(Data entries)
┏━━
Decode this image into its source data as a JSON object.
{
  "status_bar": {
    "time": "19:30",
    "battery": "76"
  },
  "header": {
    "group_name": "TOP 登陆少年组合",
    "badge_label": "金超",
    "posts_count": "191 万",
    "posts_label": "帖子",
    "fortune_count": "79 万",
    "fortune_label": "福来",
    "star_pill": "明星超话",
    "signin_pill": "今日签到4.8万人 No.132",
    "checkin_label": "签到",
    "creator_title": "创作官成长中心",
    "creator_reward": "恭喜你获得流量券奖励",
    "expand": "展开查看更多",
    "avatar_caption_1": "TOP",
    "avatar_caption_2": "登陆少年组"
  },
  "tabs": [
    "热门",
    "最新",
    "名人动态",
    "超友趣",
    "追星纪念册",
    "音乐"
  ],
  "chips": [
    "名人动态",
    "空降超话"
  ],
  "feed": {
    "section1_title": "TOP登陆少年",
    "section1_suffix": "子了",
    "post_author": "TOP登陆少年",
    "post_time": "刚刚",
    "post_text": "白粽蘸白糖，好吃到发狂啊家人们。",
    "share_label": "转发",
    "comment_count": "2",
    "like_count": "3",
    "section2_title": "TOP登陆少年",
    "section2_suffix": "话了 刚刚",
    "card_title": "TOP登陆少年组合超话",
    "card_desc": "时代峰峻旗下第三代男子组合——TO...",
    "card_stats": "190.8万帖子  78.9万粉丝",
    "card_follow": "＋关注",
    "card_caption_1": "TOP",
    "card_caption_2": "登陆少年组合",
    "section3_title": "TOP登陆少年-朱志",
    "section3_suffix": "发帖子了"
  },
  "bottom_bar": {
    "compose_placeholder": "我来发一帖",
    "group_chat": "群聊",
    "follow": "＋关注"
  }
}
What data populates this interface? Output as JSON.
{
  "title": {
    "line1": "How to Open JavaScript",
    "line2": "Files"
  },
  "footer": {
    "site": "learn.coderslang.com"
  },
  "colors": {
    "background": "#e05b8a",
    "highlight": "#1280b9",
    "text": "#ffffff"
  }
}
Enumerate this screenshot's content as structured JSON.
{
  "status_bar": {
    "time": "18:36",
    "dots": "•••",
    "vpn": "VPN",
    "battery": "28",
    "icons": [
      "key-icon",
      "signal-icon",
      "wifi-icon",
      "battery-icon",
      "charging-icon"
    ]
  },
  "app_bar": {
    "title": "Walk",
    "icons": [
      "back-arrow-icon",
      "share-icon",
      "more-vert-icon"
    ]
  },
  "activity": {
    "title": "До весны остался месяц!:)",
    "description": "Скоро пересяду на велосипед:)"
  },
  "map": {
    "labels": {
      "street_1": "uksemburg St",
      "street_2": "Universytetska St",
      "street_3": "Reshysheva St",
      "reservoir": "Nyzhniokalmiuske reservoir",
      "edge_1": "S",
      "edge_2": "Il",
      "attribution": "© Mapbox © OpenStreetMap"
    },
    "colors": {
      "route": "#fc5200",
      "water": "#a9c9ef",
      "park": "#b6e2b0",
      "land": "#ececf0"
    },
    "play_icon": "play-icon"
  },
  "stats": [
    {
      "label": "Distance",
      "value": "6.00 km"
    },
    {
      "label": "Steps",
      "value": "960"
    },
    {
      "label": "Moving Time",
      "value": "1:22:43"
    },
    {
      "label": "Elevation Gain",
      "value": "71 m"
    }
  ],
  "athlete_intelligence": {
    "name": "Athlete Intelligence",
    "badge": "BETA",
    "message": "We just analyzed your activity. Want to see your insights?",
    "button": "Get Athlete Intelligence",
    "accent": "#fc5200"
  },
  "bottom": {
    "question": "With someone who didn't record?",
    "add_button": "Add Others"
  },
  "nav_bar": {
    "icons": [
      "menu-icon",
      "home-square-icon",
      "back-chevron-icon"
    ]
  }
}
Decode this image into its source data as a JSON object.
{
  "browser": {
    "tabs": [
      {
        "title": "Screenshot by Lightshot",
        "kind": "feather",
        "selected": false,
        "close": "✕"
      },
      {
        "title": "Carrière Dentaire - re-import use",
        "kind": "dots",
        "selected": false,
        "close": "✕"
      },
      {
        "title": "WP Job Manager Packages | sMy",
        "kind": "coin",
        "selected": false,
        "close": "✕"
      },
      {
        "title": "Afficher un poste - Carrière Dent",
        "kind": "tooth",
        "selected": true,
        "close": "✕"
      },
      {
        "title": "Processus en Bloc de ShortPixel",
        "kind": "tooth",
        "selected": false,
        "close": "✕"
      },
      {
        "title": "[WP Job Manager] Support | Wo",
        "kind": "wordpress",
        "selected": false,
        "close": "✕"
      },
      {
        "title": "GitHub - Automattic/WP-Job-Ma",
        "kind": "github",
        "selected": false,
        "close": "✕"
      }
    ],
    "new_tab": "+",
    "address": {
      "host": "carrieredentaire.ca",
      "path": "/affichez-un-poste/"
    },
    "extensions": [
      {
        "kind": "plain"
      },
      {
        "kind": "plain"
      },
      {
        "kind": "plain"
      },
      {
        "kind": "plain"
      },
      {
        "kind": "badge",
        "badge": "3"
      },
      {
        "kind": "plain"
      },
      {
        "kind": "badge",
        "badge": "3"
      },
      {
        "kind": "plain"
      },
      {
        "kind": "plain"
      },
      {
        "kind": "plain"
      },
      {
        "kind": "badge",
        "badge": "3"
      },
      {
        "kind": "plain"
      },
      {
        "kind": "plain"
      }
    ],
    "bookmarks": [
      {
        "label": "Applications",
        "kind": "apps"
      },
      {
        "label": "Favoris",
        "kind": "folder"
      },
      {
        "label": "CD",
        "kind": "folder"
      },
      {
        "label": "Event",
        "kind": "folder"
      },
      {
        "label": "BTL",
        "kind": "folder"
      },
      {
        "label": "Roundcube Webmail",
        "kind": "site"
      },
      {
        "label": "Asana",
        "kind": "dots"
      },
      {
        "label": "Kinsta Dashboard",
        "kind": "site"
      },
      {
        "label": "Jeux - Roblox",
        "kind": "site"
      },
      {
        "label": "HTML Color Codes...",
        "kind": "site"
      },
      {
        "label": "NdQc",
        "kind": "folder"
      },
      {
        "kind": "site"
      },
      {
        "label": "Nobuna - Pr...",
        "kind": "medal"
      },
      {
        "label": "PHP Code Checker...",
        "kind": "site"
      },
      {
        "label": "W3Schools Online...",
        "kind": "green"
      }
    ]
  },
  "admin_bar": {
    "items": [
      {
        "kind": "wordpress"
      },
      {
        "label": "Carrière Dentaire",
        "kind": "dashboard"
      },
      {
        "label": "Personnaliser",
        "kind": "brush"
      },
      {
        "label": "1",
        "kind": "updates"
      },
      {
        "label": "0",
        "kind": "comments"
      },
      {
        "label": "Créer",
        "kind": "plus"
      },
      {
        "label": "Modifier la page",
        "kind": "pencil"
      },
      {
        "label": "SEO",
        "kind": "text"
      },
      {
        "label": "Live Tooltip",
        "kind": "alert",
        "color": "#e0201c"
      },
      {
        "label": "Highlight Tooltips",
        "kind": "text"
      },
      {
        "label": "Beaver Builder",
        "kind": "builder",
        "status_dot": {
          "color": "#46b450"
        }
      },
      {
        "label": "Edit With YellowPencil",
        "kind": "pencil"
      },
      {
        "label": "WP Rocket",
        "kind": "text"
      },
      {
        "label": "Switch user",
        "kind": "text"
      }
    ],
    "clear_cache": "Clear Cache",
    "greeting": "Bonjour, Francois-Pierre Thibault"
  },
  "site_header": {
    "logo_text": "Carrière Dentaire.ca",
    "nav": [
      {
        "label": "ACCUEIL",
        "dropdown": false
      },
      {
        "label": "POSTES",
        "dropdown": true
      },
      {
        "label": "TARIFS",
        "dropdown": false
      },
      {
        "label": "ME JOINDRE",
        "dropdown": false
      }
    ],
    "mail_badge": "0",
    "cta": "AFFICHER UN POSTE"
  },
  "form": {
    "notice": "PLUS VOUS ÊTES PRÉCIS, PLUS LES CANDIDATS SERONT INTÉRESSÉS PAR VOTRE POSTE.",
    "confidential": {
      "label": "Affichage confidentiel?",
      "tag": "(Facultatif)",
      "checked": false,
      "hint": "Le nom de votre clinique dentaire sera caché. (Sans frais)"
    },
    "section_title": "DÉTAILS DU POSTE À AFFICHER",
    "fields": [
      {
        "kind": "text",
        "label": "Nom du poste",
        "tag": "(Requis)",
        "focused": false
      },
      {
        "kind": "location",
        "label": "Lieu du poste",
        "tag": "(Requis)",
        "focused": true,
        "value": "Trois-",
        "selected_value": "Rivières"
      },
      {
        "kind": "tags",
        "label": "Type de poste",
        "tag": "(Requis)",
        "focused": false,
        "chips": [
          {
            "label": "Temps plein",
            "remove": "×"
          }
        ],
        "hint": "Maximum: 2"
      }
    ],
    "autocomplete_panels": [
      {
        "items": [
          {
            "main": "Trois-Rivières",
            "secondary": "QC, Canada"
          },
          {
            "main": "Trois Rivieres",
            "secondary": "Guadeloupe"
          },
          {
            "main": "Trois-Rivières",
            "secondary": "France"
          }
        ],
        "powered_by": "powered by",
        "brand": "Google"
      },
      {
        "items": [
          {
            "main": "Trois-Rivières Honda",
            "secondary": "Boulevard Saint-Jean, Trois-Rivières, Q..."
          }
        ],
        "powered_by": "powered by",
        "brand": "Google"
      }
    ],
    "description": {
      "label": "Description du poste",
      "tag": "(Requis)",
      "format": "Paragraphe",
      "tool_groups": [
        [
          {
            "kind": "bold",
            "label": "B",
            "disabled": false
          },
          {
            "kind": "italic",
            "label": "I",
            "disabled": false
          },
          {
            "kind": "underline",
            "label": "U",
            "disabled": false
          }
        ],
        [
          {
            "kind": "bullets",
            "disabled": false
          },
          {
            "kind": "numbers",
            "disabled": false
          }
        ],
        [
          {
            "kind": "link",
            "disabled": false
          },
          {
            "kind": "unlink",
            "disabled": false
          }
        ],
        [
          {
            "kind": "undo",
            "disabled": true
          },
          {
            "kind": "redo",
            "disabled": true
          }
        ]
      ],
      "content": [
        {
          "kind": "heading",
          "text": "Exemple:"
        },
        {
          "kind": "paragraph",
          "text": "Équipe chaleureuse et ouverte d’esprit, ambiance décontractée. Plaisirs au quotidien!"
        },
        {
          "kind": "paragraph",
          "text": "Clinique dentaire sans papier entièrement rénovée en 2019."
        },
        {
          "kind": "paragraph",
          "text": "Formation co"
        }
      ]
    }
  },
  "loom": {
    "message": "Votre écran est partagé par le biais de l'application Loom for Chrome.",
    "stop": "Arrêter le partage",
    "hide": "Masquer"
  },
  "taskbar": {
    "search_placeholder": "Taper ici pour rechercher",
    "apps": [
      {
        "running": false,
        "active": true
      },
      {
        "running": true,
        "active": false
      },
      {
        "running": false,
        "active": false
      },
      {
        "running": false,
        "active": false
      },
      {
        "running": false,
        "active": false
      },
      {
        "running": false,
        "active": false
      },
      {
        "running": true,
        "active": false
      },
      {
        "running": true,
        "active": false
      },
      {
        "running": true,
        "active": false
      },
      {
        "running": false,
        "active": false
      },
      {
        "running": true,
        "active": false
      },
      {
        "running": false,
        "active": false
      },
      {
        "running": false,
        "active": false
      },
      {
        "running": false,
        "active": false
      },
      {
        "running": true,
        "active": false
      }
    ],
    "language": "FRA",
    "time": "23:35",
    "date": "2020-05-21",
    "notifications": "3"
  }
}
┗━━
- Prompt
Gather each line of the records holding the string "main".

- Response for this exercise
            "main": "Trois-Rivières",
            "main": "Trois Rivieres",
            "main": "Trois-Rivières",
            "main": "Trois-Rivières Honda",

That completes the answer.